New rules are nice, but what will they cost?

Andreas Mikkelsen (NOR), Ola Fløene (NOR) Volkswagen Polo R WRC (2015) WRC Rally Poland 2015

Yesterday, we were all about “wow” and “yes!” and “finally!” when the news about the new 2017 WRC regulations broke out. It was a good day of smiling faces and hope for a better, stronger, lighter and more exciting future. But will this future also be affordable and/or sustainable? I want to believe. I want to believe that all existing teams took part in shaping of said rules, especially when it comes to long-term financial stability of their motor sport programmes. Cars are inevitably going to get more complex and therefore more expensive, which, sadly, always calls for caution. I want to believe new rules are merely an evolution rather then a revolution of the existing package and I also want to believe these new rules are being introduced not because something is wrong with the existing set and cars, but because it isn’t. Is World Rally Championship strong and stable enough to handle such change – by stable I am mostly referring to the number of the manufacturer and capable privateer teams competing in the series? Let’s ignore Citroën Racing’s threats for a moment, because they do have their own agenda and I am not exactly thrilled about it, but again I ask, is WRC strong, stable, popular and promoted enough that it can handle the increased costs?

I do like the idea of WRC cars being more elaborate in every way, but I also don’t feel like cars were lacking so much and that the championship suffered greatly because cars weren’t wider, more perforated and 20% more powerful? I was always under the impression that WRC’s popularity problems (some say those exist) were not caused by cars lacking excitement, but by ultimate domination of one team and one driver. Will that change with new rules is hard to say, but I think it’s a bit silly to think rules were made in an effort to topple Volkswagen or Sebastien Ogier.

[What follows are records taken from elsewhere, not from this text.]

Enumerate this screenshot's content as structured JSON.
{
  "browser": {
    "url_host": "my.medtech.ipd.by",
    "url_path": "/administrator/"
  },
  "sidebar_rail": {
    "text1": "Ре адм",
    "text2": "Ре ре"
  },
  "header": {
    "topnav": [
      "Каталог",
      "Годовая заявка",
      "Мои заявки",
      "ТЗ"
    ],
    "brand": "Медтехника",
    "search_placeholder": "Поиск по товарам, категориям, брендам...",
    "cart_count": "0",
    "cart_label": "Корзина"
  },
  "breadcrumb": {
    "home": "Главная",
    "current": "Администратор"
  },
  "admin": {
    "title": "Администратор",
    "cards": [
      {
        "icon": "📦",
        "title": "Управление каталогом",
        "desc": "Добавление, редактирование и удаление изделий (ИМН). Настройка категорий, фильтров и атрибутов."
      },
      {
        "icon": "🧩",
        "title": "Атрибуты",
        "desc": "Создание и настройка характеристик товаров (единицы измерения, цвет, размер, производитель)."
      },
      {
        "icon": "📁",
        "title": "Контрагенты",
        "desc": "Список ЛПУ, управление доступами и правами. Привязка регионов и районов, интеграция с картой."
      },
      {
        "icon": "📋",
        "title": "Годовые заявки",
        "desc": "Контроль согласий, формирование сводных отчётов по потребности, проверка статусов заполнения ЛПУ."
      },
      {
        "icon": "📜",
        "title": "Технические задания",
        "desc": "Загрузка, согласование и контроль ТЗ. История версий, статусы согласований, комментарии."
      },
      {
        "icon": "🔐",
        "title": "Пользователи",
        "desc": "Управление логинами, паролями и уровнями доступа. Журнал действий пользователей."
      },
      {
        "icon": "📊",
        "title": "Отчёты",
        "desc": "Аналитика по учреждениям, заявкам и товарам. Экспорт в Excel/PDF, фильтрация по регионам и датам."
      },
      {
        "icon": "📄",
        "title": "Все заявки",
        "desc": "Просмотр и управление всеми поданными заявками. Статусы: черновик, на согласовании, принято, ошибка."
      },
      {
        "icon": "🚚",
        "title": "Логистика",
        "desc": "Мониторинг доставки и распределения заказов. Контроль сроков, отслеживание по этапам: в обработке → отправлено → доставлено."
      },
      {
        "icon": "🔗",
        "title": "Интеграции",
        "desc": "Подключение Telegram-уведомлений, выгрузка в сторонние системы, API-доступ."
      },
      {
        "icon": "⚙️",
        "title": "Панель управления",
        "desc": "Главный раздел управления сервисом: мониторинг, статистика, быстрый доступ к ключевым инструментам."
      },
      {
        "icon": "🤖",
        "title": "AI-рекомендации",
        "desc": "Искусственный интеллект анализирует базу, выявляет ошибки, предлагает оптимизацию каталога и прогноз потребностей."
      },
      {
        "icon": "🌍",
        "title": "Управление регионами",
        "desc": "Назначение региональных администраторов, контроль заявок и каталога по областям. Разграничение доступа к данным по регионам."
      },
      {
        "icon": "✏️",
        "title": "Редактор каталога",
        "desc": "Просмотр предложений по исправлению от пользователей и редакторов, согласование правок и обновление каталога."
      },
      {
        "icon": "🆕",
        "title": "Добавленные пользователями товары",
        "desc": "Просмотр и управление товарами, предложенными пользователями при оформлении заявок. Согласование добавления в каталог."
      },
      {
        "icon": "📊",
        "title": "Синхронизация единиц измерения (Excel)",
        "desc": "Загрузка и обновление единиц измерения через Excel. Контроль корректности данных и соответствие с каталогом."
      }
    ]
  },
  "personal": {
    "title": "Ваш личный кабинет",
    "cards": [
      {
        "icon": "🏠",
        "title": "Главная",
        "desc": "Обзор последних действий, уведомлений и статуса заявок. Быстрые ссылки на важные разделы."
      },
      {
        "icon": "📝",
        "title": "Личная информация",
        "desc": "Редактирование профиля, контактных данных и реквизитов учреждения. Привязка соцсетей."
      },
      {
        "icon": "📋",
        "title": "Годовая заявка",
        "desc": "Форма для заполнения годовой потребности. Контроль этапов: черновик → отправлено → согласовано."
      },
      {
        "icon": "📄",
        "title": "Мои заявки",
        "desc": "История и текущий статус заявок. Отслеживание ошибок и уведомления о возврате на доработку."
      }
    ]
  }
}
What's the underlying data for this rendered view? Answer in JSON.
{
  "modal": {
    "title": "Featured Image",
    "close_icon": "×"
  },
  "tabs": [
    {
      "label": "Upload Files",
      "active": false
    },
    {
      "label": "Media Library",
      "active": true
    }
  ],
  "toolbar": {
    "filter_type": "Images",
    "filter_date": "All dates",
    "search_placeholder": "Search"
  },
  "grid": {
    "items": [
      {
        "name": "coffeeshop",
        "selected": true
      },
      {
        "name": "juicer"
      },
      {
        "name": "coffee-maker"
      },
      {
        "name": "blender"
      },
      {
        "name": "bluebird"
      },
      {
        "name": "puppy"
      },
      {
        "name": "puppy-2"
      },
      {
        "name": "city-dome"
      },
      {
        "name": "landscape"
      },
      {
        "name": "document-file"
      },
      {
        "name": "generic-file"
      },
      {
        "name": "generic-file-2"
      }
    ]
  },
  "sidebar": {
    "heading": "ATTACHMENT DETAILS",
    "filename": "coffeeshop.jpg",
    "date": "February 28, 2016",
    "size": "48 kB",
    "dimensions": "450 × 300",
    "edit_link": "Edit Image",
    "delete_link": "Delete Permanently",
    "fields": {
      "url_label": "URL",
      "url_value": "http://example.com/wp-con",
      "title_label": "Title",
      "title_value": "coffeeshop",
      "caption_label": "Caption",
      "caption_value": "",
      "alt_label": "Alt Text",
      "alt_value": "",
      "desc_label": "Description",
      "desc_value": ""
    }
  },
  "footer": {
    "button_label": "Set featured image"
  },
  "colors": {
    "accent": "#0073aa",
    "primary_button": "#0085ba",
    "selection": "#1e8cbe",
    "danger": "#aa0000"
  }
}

Frankly, I don’t see it happening, even if this new engine’s power output will be very similar to that of the WTCC cars and some of the bodywork may also be close to what WTCC or even World RX cars are using, this is, in my book, quite irrelevant as long as every team puts in enough resources and expertise. I am no stranger to WRC Conspiracies, but I am having a hard time picturing Citroën taking advantage of the new rules just because they have a WTCC engine and an aero package ready and tested and they also have Sebastien Loeb aka The Retired Dude at their disposal. Some people are suggesting (one of the few not too optimistic theories which emerged after yesterday’s FIA reveal) new rules were in fact shaped so they favour Citroën, but I do not see it happening, not even if the rules were specifically made by Citroën and Loeb himself – other teams, if they’re interested in competing against the PSA, would just do the same, develop their cars and – compete. Or they would leave and you would end up having a series very similar to WTCC. I won’t touch any allegations about possible Citroën’s rule bending in WTCC because I don’t care at all about that silly series. Citroën is a rally championship winning team and WTCC or not, they’re still vastly more popular as a rally team than a circuit racing one. I hope they realize that before their hunger for some exposure in China pushes them out of the WRC.

I would really like to hear more about the financial aspects of new rules and I would like to hear about it from team bosses, WRC promoters and the FIA (maybe something WRC Live crew can ask next time WRC rally is in session?). They did briefly mention the money aspect in their comments yesterday, but it definitely wasn’t enough. It’s good to know Toyota thought new rules are good and feasible enough to join the series, that’s encouraging, but not every manufacturer is Toyota big and WRC should not be a wallet sizing contest, at least not entirely. Can WRC stay exciting and popular but also affordable enough to keep the teams and privateers engaged and interested? I’ve no romantic prejudices about competing teams, they’re not doing that because they love motor sport, but because they have their own agendas and marketing reasons – WRC should try hard to remain as optimal platform for those agendas as possible. Because even though we may feel WRC is strong and stable right now, it only takes one bad rule change or a decision to ruin it all – we’ve seen it happen in the past and I do hope we never see it again.

No, I won’t discuss another conspiracy, saying FIA is pushing absurd rules into WRC in an effort to alienate manufacturers and shovel WRC back to obscurity, this time. Have some comments from yesterday’s FIA release instead.

“Defining the principles has been an extensive but very rewarding process,” said Jarmo Mahonen, FIA Rally Director. “All of the sport’s stakeholders have been involved to ensure we meet commercial, marketing and promotional objectives, while at the same time recognising what our fans want to see. The cars will look dramatic and have more character; such are the freedoms we hope to see defined in the final technical regulations. Seeing one of these cars in action will really set the heart racing and that’s exactly what was intended.”

FIA Technical Director Bernard Niclot said: “There were three main objectives with these regulations; make the car spectacular, be mindful of costs, and maintain, if not increase safety. The cars will be striking, there is no doubt about that, and there are small but always significant improvements in relation to safety. We have been attentive to the level of investment for manufacturers currently involved in the Championship and these regulations have also helped attract Toyota back to the series which is fantastic news. I think we have achieved our targets in helping to add yet more value to the WRC.”